Stored items

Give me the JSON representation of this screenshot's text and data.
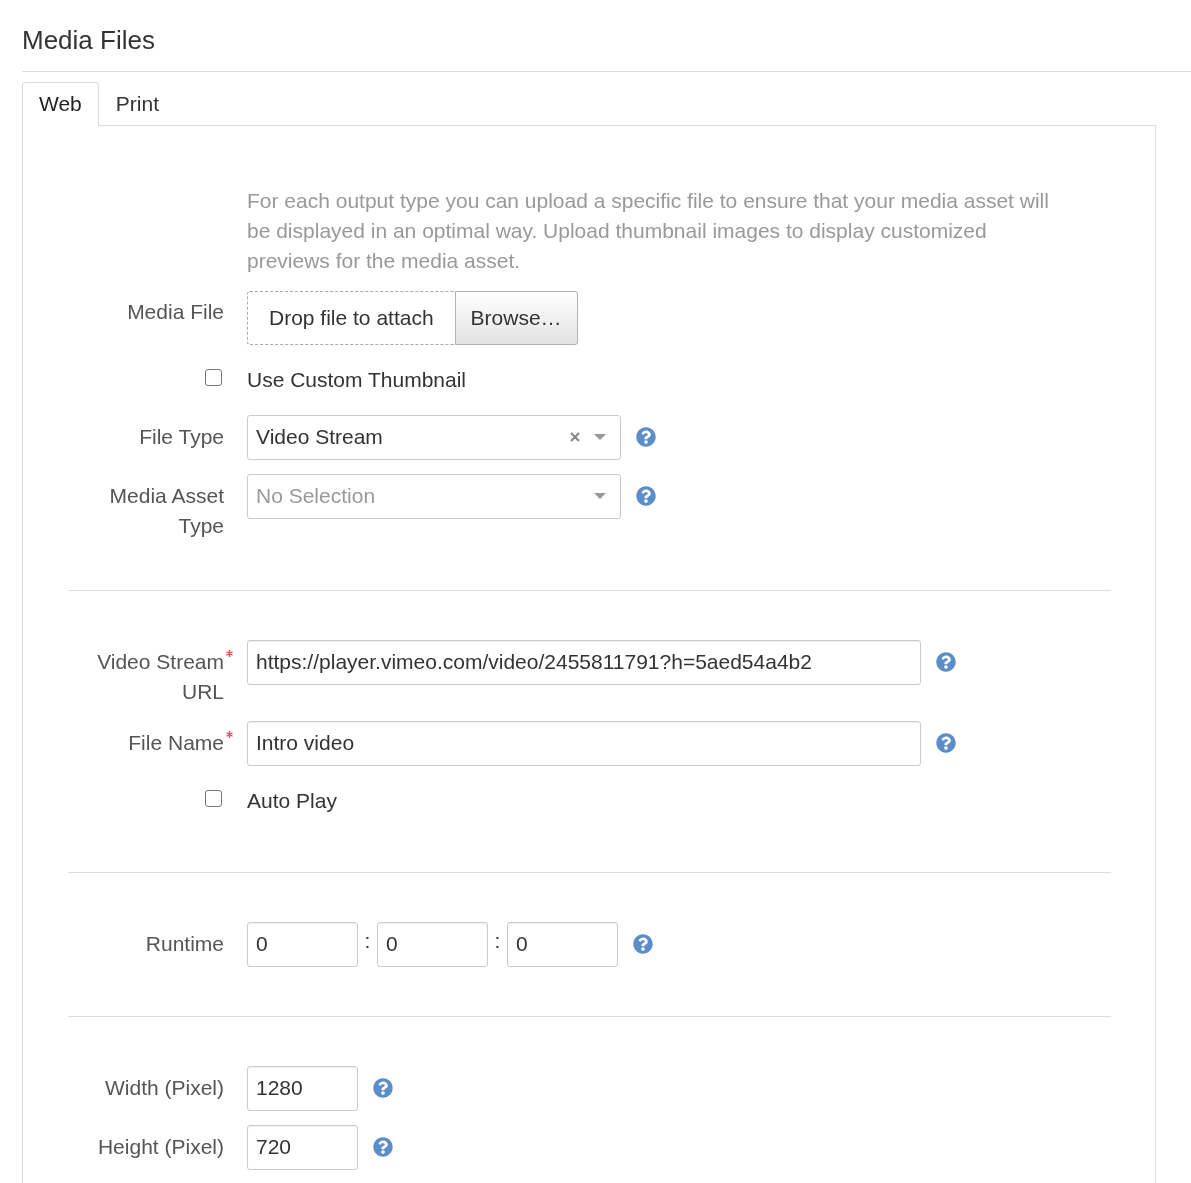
{
  "title": "Media Files",
  "tabs": [
    {
      "label": "Web",
      "selected": true
    },
    {
      "label": "Print",
      "selected": false
    }
  ],
  "description": "For each output type you can upload a specific file to ensure that your media asset will be displayed in an optimal way. Upload thumbnail images to display customized previews for the media asset.",
  "sections": [
    {
      "fields": [
        {
          "kind": "file",
          "label": "Media File",
          "drop_text": "Drop file to attach",
          "button": "Browse…"
        },
        {
          "kind": "checkbox",
          "label": "Use Custom Thumbnail",
          "checked": false
        },
        {
          "kind": "select",
          "label": "File Type",
          "value": "Video Stream",
          "clearable": true,
          "help": true
        },
        {
          "kind": "select",
          "label": "Media Asset Type",
          "placeholder": "No Selection",
          "help": true
        }
      ]
    },
    {
      "fields": [
        {
          "kind": "text",
          "label": "Video Stream URL",
          "required": true,
          "value": "https://player.vimeo.com/video/2455811791?h=5aed54a4b2",
          "help": true
        },
        {
          "kind": "text",
          "label": "File Name",
          "required": true,
          "value": "Intro video",
          "help": true
        },
        {
          "kind": "checkbox",
          "label": "Auto Play",
          "checked": false
        }
      ]
    },
    {
      "fields": [
        {
          "kind": "duration",
          "label": "Runtime",
          "values": [
            "0",
            "0",
            "0"
          ],
          "separators": [
            ":",
            ":"
          ],
          "help": true
        }
      ]
    },
    {
      "fields": [
        {
          "kind": "number",
          "label": "Width (Pixel)",
          "value": "1280",
          "help": true
        },
        {
          "kind": "number",
          "label": "Height (Pixel)",
          "value": "720",
          "help": true
        }
      ]
    }
  ]
}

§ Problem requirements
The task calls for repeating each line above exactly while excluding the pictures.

§ Result for this task
Give me the JSON representation of this screenshot's text and data.
{
  "title": "Media Files",
  "tabs": [
    {
      "label": "Web",
      "selected": true
    },
    {
      "label": "Print",
      "selected": false
    }
  ],
  "description": "For each output type you can upload a specific file to ensure that your media asset will be displayed in an optimal way. Upload thumbnail images to display customized previews for the media asset.",
  "sections": [
    {
      "fields": [
        {
          "kind": "file",
          "label": "Media File",
          "drop_text": "Drop file to attach",
          "button": "Browse…"
        },
        {
          "kind": "checkbox",
          "label": "Use Custom Thumbnail",
          "checked": false
        },
        {
          "kind": "select",
          "label": "File Type",
          "value": "Video Stream",
          "clearable": true,
          "help": true
        },
        {
          "kind": "select",
          "label": "Media Asset Type",
          "placeholder": "No Selection",
          "help": true
        }
      ]
    },
    {
      "fields": [
        {
          "kind": "text",
          "label": "Video Stream URL",
          "required": true,
          "value": "https://player.vimeo.com/video/2455811791?h=5aed54a4b2",
          "help": true
        },
        {
          "kind": "text",
          "label": "File Name",
          "required": true,
          "value": "Intro video",
          "help": true
        },
        {
          "kind": "checkbox",
          "label": "Auto Play",
          "checked": false
        }
      ]
    },
    {
      "fields": [
        {
          "kind": "duration",
          "label": "Runtime",
          "values": [
            "0",
            "0",
            "0"
          ],
          "separators": [
            ":",
            ":"
          ],
          "help": true
        }
      ]
    },
    {
      "fields": [
        {
          "kind": "number",
          "label": "Width (Pixel)",
          "value": "1280",
          "help": true
        },
        {
          "kind": "number",
          "label": "Height (Pixel)",
          "value": "720",
          "help": true
        }
      ]
    }
  ]
}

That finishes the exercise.